“There are limited data to inform COVID-19 prognosis and pregnancy outcomes in women who are pregnant and infected with SARS-CoV-2,” Philip C. Robinson, MBChB, PhD, FRACP, of the University of Queensland School of Clinical Medicine, in Herston, Australia, and colleagues wrote. “Data reported in November 2020 included 23,434 pregnant women with COVID-19 and found they were significantly more likely than non-pregnant women to be admitted to an intensive care unit (ICU), receive invasive ventilation, receive extracorporeal membrane oxygenation and die.”

Patients with rheumatic diseases who were pregnant at the time of developing COVID-19 demonstrated favorable pregnancy and infection outcomes, according to data derived from Bermas BL, et al. J Rheumatol. 2021;doi:10.3899/jrheum.210480.

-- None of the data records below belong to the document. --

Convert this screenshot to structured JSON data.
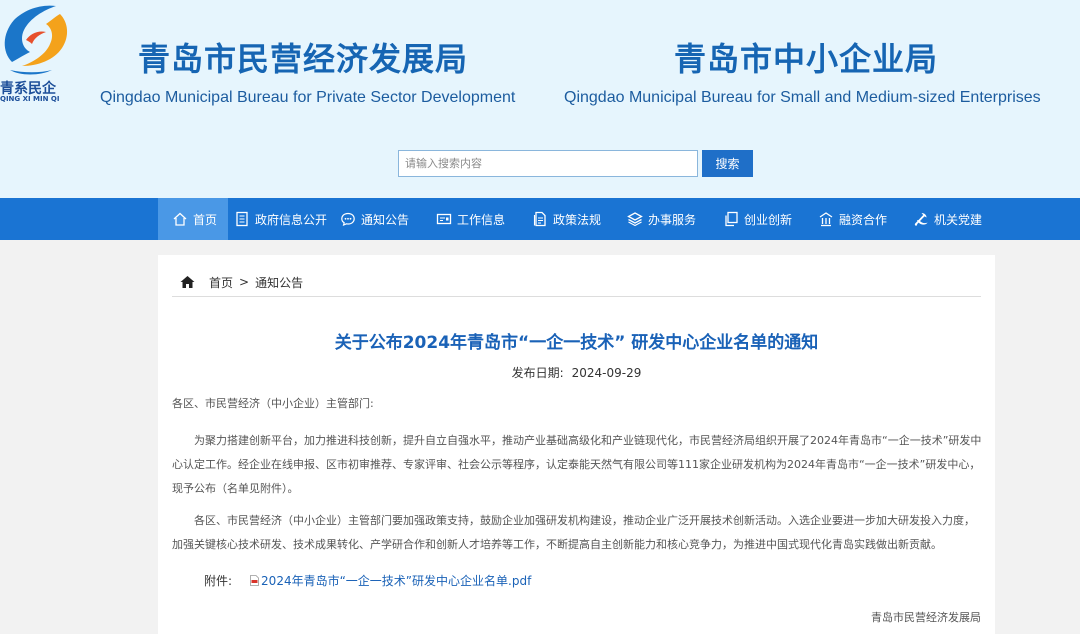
{
  "header": {
    "logo_cn": "青系民企",
    "logo_en": "QING XI MIN QI",
    "bureau1_cn": "青岛市民营经济发展局",
    "bureau1_en": "Qingdao Municipal Bureau for Private Sector Development",
    "bureau2_cn": "青岛市中小企业局",
    "bureau2_en": "Qingdao Municipal Bureau for Small and Medium-sized Enterprises"
  },
  "search": {
    "placeholder": "请输入搜索内容",
    "button": "搜索"
  },
  "nav": {
    "items": [
      {
        "label": "首页",
        "icon": "home-icon"
      },
      {
        "label": "政府信息公开",
        "icon": "document-icon"
      },
      {
        "label": "通知公告",
        "icon": "chat-icon"
      },
      {
        "label": "工作信息",
        "icon": "id-card-icon"
      },
      {
        "label": "政策法规",
        "icon": "files-icon"
      },
      {
        "label": "办事服务",
        "icon": "layers-icon"
      },
      {
        "label": "创业创新",
        "icon": "copy-icon"
      },
      {
        "label": "融资合作",
        "icon": "building-icon"
      },
      {
        "label": "机关党建",
        "icon": "party-emblem-icon"
      }
    ]
  },
  "breadcrumb": {
    "home": "首页",
    "separator": ">",
    "current": "通知公告"
  },
  "article": {
    "title": "关于公布2024年青岛市“一企一技术” 研发中心企业名单的通知",
    "date_label": "发布日期:",
    "date": "2024-09-29",
    "greeting": "各区、市民营经济（中小企业）主管部门:",
    "paragraph1": "为聚力搭建创新平台，加力推进科技创新，提升自立自强水平，推动产业基础高级化和产业链现代化，市民营经济局组织开展了2024年青岛市“一企一技术”研发中心认定工作。经企业在线申报、区市初审推荐、专家评审、社会公示等程序，认定泰能天然气有限公司等111家企业研发机构为2024年青岛市“一企一技术”研发中心，现予公布（名单见附件）。",
    "paragraph2": "各区、市民营经济（中小企业）主管部门要加强政策支持，鼓励企业加强研发机构建设，推动企业广泛开展技术创新活动。入选企业要进一步加大研发投入力度，加强关键核心技术研发、技术成果转化、产学研合作和创新人才培养等工作，不断提高自主创新能力和核心竞争力，为推进中国式现代化青岛实践做出新贡献。",
    "attachment_label": "附件:",
    "attachment_file": "2024年青岛市“一企一技术”研发中心企业名单.pdf",
    "signature": "青岛市民营经济发展局"
  },
  "colors": {
    "nav_bg": "#1a74d3",
    "nav_active": "#4a98e6",
    "title_blue": "#1665b3",
    "header_bg": "#e6f5fd"
  }
}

“However, none of these reports specifically included women with autoimmune or rheumatologic disorders or those taking immunosuppressive therapy,” they added. “Among non-pregnant patients with rheumatic disease and COVID-19, initial reports from the COVID-19 Global Rheumatology Alliance physician registry of patients suggested that patients generally fared well. Some medications were associated with poorer outcomes. A large comparative study suggested that poorer outcomes in patients with rheumatic disease were likely mediated by comorbidities.”

To examine COVID-19 and pregnancy outcomes in patients with rheumatic disease who were pregnant at the time of coronavirus infection, Robinson and dozens of colleagues across 13 nations analyzed data from the COVID-19 Global Rheumatology Alliance (GRA). For this study, the researchers focused on pregnant patients whose physicians entered them into the GRA registry between March 24, 2020, and Jan. 14, 2021.

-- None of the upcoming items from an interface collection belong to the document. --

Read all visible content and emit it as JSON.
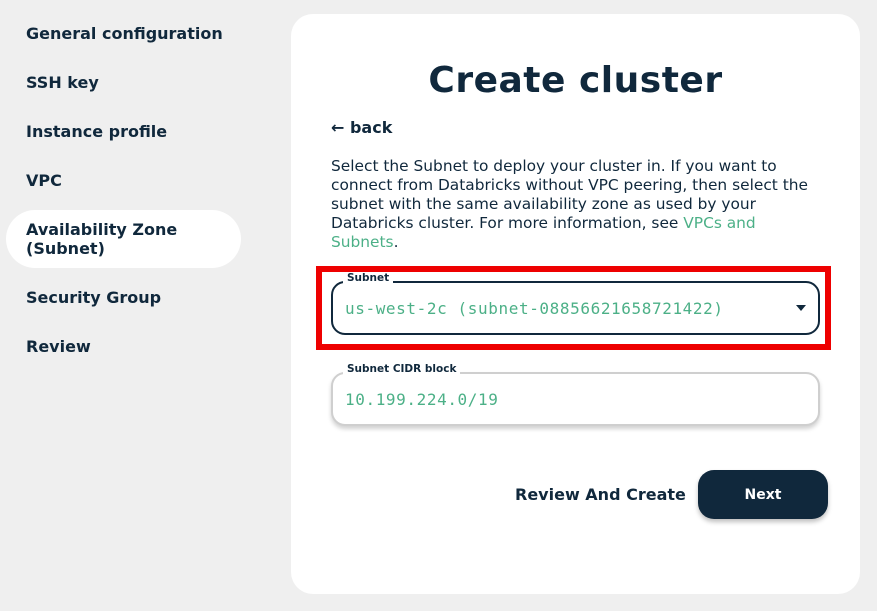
{
  "sidebar": {
    "items": [
      {
        "label": "General configuration"
      },
      {
        "label": "SSH key"
      },
      {
        "label": "Instance profile"
      },
      {
        "label": "VPC"
      },
      {
        "label": "Availability Zone (Subnet)",
        "active": true
      },
      {
        "label": "Security Group"
      },
      {
        "label": "Review"
      }
    ]
  },
  "main": {
    "title": "Create cluster",
    "back_label": "← back",
    "description": "Select the Subnet to deploy your cluster in. If you want to connect from Databricks without VPC peering, then select the subnet with the same availability zone as used by your Databricks cluster. For more information, see ",
    "description_link": "VPCs and Subnets",
    "description_end": ".",
    "subnet": {
      "label": "Subnet",
      "value": "us-west-2c (subnet-08856621658721422)"
    },
    "cidr": {
      "label": "Subnet CIDR block",
      "value": "10.199.224.0/19"
    },
    "review_label": "Review And Create",
    "next_label": "Next"
  },
  "colors": {
    "brand_dark": "#10283c",
    "accent_green": "#4cb087",
    "highlight_red": "#ee0000",
    "background": "#efefef"
  },
  "icons": {
    "back": "arrow-left-icon",
    "dropdown": "caret-down-icon"
  }
}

Philip C. Robinson

The researchers sent follow-up surveys to providers who had indicated their patient was pregnant in the registry. Five patients diagnosed based solely on symptoms, including three with additional pregnancy data, were excluded. Data on whether drugs were ceased or continued through COVID-19 illness were also reported if provided in the registry. The researchers also analyzed outcomes among non-pregnant patients aged 20 to 45 years old from the GRA registry.

In all, the study included 39 pregnant patients — among whom 22 had obstetric data available — with rheumatoid arthritis, systemic lupus erythematosus, psoriatic or other inflammatory arthritides, or antiphospholipid syndrome. The age range of the included patients was 24 to 45 years.

According to the researchers, among the included patients with available obstetric data, 16 experienced term birth. Among the remaining, there were three pre-term births, one termination, one miscarriage and one patient who had yet to deliver at the time of the researchers’ report. Among the 39 included pregnant patients, 10 were hospitalized following COVID-19 diagnosis, and two required supplemental oxygen. No patients died.

In addition, 32 out of the 39 did not receive any specific medication treatment for COVID-19. The remaining seven patients received a combination of antimalarials, colchicine, anti-IL-1-beta, azithromycin, glucocorticoids and lopinavir/ritonavir.

“The clinical significance of our findings is limited by our sample size, but it is reassuring in that most patients in this small series appeared to cope OK with COVID-19,” Robinson told Healio Rheumatology. “We certainly need to keep a close eye on these patients because experience says they can deteriorate quickly, as can any COVID-19 patient.”